Your goal:
An exact copy of every entry is required, without the pictures.

══ Data for review ══

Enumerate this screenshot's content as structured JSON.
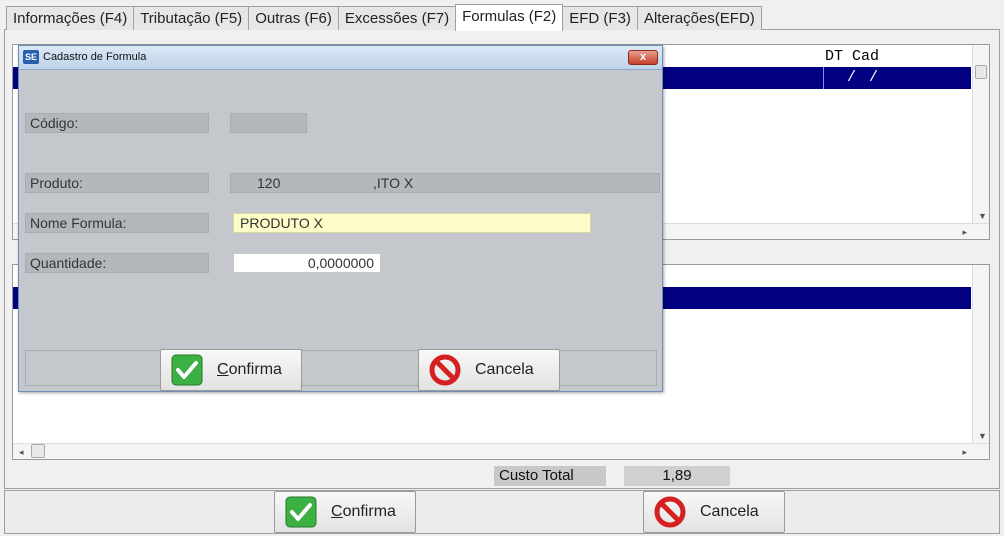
{
  "tabs": [
    {
      "label": "Informações (F4)",
      "active": false
    },
    {
      "label": "Tributação (F5)",
      "active": false
    },
    {
      "label": "Outras (F6)",
      "active": false
    },
    {
      "label": "Excessões (F7)",
      "active": false
    },
    {
      "label": "Formulas (F2)",
      "active": true
    },
    {
      "label": "EFD (F3)",
      "active": false
    },
    {
      "label": "Alterações(EFD)",
      "active": false
    }
  ],
  "grid_top": {
    "header_dt_cad": "DT Cad",
    "selected_row_date": "/  /"
  },
  "totals": {
    "custo_label": "Custo Total",
    "custo_value": "1,89"
  },
  "main_buttons": {
    "confirma": "onfirma",
    "confirma_hotkey": "C",
    "cancela": "Cancela"
  },
  "dialog": {
    "title": "Cadastro de Formula",
    "close": "x",
    "codigo_label": "Código:",
    "codigo_value": "",
    "produto_label": "Produto:",
    "produto_code": "120",
    "produto_name": ",ITO X",
    "nome_label": "Nome Formula:",
    "nome_value": "PRODUTO X",
    "quantidade_label": "Quantidade:",
    "quantidade_value": "0,0000000",
    "confirma": "onfirma",
    "confirma_hotkey": "C",
    "cancela": "Cancela"
  },
  "colors": {
    "selection": "#000080",
    "highlight_field": "#fefcc8",
    "confirm_green": "#3cb043",
    "cancel_red": "#d42020"
  }
}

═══

Solved problem:
Enumerate this screenshot's content as structured JSON.
{
  "tabs": [
    {
      "label": "Informações (F4)",
      "active": false
    },
    {
      "label": "Tributação (F5)",
      "active": false
    },
    {
      "label": "Outras (F6)",
      "active": false
    },
    {
      "label": "Excessões (F7)",
      "active": false
    },
    {
      "label": "Formulas (F2)",
      "active": true
    },
    {
      "label": "EFD (F3)",
      "active": false
    },
    {
      "label": "Alterações(EFD)",
      "active": false
    }
  ],
  "grid_top": {
    "header_dt_cad": "DT Cad",
    "selected_row_date": "/  /"
  },
  "totals": {
    "custo_label": "Custo Total",
    "custo_value": "1,89"
  },
  "main_buttons": {
    "confirma": "onfirma",
    "confirma_hotkey": "C",
    "cancela": "Cancela"
  },
  "dialog": {
    "title": "Cadastro de Formula",
    "close": "x",
    "codigo_label": "Código:",
    "codigo_value": "",
    "produto_label": "Produto:",
    "produto_code": "120",
    "produto_name": ",ITO X",
    "nome_label": "Nome Formula:",
    "nome_value": "PRODUTO X",
    "quantidade_label": "Quantidade:",
    "quantidade_value": "0,0000000",
    "confirma": "onfirma",
    "confirma_hotkey": "C",
    "cancela": "Cancela"
  },
  "colors": {
    "selection": "#000080",
    "highlight_field": "#fefcc8",
    "confirm_green": "#3cb043",
    "cancel_red": "#d42020"
  }
}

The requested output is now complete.